Livestock farming is responsible for up to 28% of greenhouse gas pollution.
Even at the lower estimates of how much livestock farming is responsible for greenhouse gases, it is still higher than the emissions from transport.
No one is cutting down trees for the sake of cutting down trees. There is a clear economic incentive to do so.
This government should do more to encourage more conversations on a recalibration of the societal relationship between eating meat and the environment.
Abigail spoke in parliament about this need.
Ms ABIGAIL BOYD (22:11): This week in New South Wales we had a small victory, with the Government pulling legislation that would have imperilled native forests by making it easier for farmers to cut down forests and vegetation. We know these areas of unlogged land provide vital habitats for countless animals and biodiversity, and must be protected. They also serve a crucial function in the carbon life cycle, acting as carbon sinks and soaking up emissions that would otherwise be pumped into the atmosphere to intensify the greenhouse effect. It is so patently obvious we should not be logging precious areas, and the broader public are rapidly catching up to where environmentalists have been on this issue for a long time now. But why do we keep having to have this same fight over and over? The answer to why this rampant logging and land clearing is occurring is actually quite simple.

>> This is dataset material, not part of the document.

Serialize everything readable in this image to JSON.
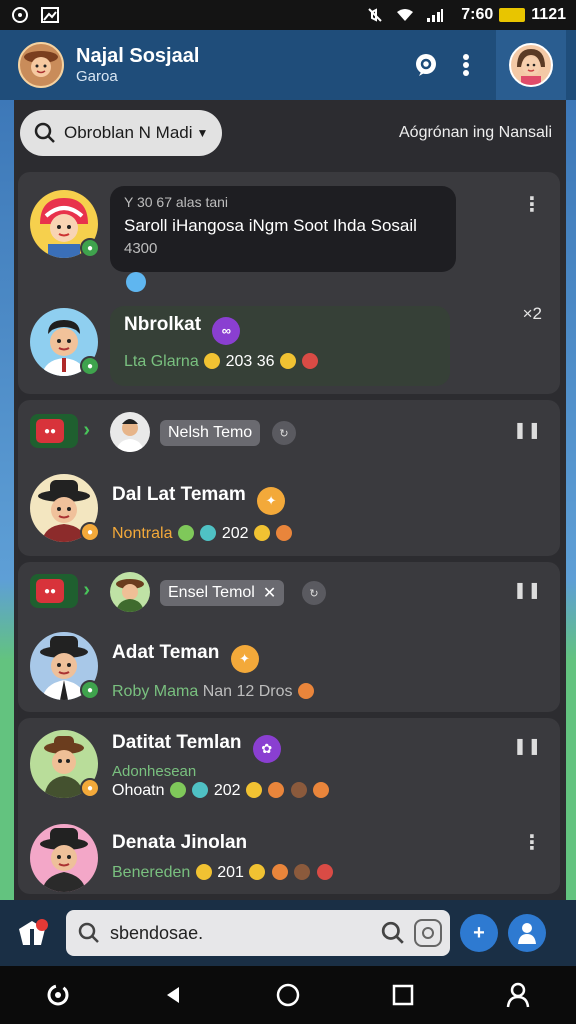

The loggers are not evil, malevolent beings, seeking out destruction for the sheer hell of it. No-one is chopping down trees because they hate koalas—I hope. There is an economic imperative that motivates these decisions, a powerful profit motive that overrides all other considerations. It is the same force that we see acting in many spheres of our society and one that we on the left are far more comfortable calling out when it comes to fossil fuel companies. Big coal and gas giants do not poison our water catchments and choke us with their emissions for fun; they do it because it is making them rich. Our old growth forests are not felled and koalas displaced because people do not like the sound of the wind in the leaves; it is because farmers have made an economic calculation.
It is no accident that the hugely controversial native forestry bill that the Government scrapped last night was introduced by the Minister for Agriculture, because it is large-scale intensive animal agriculture that is driving much of the land clearing happening in this State, in this country and around the world. There are two key pillars necessary to prevent catastrophic climate change. We must leave fossil fuels in the ground and we have to stop farming animals. But there is a powerful disconnect when we talk about preventing climate change and fail to acknowledge the cow in the room. There are too many people willing to jump down your throat for not using a reusable coffee cup, who are all too happy to eat meat every day—multiple times a day—and do not seem to recognise this hypocrisy. Livestock farming, according to a recent paper in the journalSustainability, is accountable for between 16½ per cent and 28 per cent of all greenhouse gas pollution.
Even at the lower end of that estimate, that means livestock farming is responsible for a greater share of greenhouse gas emissions every year than the world's transport emissions. In an even more horrifying statistic, one analysis shows that, even if we were to entirely eliminate all other greenhouse gas emissions from every other sector today, if food production is left on its current trajectory, by 2100 we will still blow past the global carbon budget two or three times over. There is growing awareness of the real danger of methane emissions. It is around 84 times more powerful than carbon dioxide at warming the atmosphere. There was a global methane pledge signed at last year's COP26 climate summit recognising that danger. Livestock farming is the number one contributor to human-generated methane emissions. Inexplicably, animal agriculture does not appear anywhere in that pledge.
The average Australian eats half a kilogram of meat every week. Meat production is responsible for almost 10 per cent of Australia's direct carbon emissions. Meat contributes only 18 per cent of global calorie consumption yet is responsible for 54 per cent of greenhouse emissions. Livestock farming requires huge amounts of land, which requires huge amounts of vegetation and forestry clearing. It requires grazing land, and the livestock also require an enormous number of calories to grow. This means further land clearing to make room for soya bean, corn and other feedstock for cattle. This means a huge intensification of the use of nitrogen fertilisers, the production of which is responsible for around 3 per cent of global emissions on its own. In addition to the greenhouse emissions contribution, excessive use of nitrogen fertilisers degrades soil and poisons waterways.
We can stick our heads in the sand and pretend that the issue does not exist, or we can take this issue as seriously as we take the rapid winding down of fossil fuel industries. The agro-industrial complex is just as pernicious, just as dangerous and just as willing to engage in the same misinformation tactics of the fossil fuel industry, which learnt its trade from the tobacco industry. The environmental movement has historically been fearless in standing up to orthodoxy, in describing and demanding a better, cleaner world, and also demanding that our actions and government regulations match the science. The science on animal agriculture emissions is incontrovertible. This is not to say everyone in the world needs to go vegan overnight—that is unrealistic and probably not necessary—but what it is time for is a drastic reimagining of what our food systems should look like and a recalibration of our relationship with meat and dairy.